Chamomile is probably best known as a tea that aids sleep and relaxation. The Journal of Pharmacopuncture published a 2019 review in which researchers examined multiple studies to determine chamomile’s efficacy as a PMS treatment.
The scientists found that chamomile tea has a multitude of beneficial effects. It has anti-spasmodic properties and can thus relieve cramps. The tea can ease depression by regulating serotonin and dopamine. It also has analgesic properties that help it reduce pain.
11. Geranium Oil
The International Journal of Preventive Medicine published a 2018 study in which researchers examined the effects of geranium oil in women with PMS. They divided 120 women into three groups: a control group, an aromatherapy group, and an aromatherapy massage group. In the last group, the participants would massage the oil into their abdomen and arms. The researchers found that aromatherapy massage proved the most effective in relieving symptoms like headaches, bloating, or chest pain.
12. Peppermint Oil
Peppermint oil is particularly effective at reducing nausea and other stomach complaints. It can also relieve headaches and boost mood. In aromatherapy, add 10 to 15 drops of peppermint oil to a diffuser and inhale. Alternatively, mix a couple of drops of peppermint oil with coconut oil and massage the mixture into your neck while breathing deeply.
13. Grapefruit Oil
Grapefruit oil boosts mood and improves alertness. Merely sniffing the oil can make you feel less groggy after waking up. Add ten drops to a diffuser and enjoy the citrus scent.
14. Neroli Oil
Neroli oil is made from the flowers of the bitter orange tree (Citrus aurantium). Aromatherapists rely on it often, thanks to its beautiful fragrance. The Journal of Family Medicine and Primary Care published a 2019 study that compared the efficacy of neroli oil to that of Damask rose oil. Both oils relieved some of the symptoms of PMS. While Damask rose oil usually had more potent effects, neroli oil was better at reducing feelings of helplessness or loss of control. The scientists also found that neroli oil could boost mood when massaged into the skin.
15. Bergamot Oil

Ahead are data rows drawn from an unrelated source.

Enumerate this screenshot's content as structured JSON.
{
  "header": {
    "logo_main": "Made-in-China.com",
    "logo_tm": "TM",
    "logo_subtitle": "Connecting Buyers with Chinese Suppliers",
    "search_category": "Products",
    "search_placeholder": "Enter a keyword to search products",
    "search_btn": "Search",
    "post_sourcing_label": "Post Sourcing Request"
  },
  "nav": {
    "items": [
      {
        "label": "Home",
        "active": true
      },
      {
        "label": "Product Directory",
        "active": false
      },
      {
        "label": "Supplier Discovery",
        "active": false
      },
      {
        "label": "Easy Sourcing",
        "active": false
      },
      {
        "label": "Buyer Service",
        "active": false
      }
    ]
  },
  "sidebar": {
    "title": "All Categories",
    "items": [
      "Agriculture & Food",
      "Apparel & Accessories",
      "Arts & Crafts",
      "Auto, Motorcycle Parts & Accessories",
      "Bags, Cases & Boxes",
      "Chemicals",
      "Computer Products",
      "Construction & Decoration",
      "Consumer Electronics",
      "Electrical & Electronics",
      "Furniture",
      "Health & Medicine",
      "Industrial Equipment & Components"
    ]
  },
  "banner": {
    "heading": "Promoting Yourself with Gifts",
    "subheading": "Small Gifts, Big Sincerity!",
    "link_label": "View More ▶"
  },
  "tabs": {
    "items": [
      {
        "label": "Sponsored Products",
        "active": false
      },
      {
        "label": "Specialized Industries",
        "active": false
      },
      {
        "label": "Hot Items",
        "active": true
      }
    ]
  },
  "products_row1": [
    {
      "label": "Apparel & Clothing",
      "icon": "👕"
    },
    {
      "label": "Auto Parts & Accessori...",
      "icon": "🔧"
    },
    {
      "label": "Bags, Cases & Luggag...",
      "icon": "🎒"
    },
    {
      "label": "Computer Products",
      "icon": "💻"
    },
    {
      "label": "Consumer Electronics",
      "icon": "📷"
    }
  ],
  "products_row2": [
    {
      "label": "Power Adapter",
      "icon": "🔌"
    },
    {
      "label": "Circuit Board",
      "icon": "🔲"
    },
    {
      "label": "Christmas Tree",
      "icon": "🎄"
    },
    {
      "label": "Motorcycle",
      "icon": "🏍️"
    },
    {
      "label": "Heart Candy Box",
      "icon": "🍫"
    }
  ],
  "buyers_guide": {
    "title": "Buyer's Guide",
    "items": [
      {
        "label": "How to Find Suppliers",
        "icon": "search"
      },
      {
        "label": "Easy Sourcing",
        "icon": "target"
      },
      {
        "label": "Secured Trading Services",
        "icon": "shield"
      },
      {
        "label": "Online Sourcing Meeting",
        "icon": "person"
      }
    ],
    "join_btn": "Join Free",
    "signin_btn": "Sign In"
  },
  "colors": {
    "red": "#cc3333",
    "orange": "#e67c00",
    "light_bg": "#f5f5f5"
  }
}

Bergamot oil can both relieve stress and improve mood. It does the former by controlling cortisol levels. It can also lower blood pressure and reduce heart rate. You can add bergamot oil into a diffuser or apply it to the skin. Since it can significantly increase the skin’s sensitivity to sunlight, you should always mix it with a carrier oil with a 1:1 ratio, and avoid sunlight for at least three days after using it.
There are many natural treatments for PMS, and different treatments work best against various symptoms. Choose a treatment that works best against your most troublesome symptoms. If you can’t sleep, for example, you might want to drink chamomile tea. If you struggle with depression, try clary sage oil.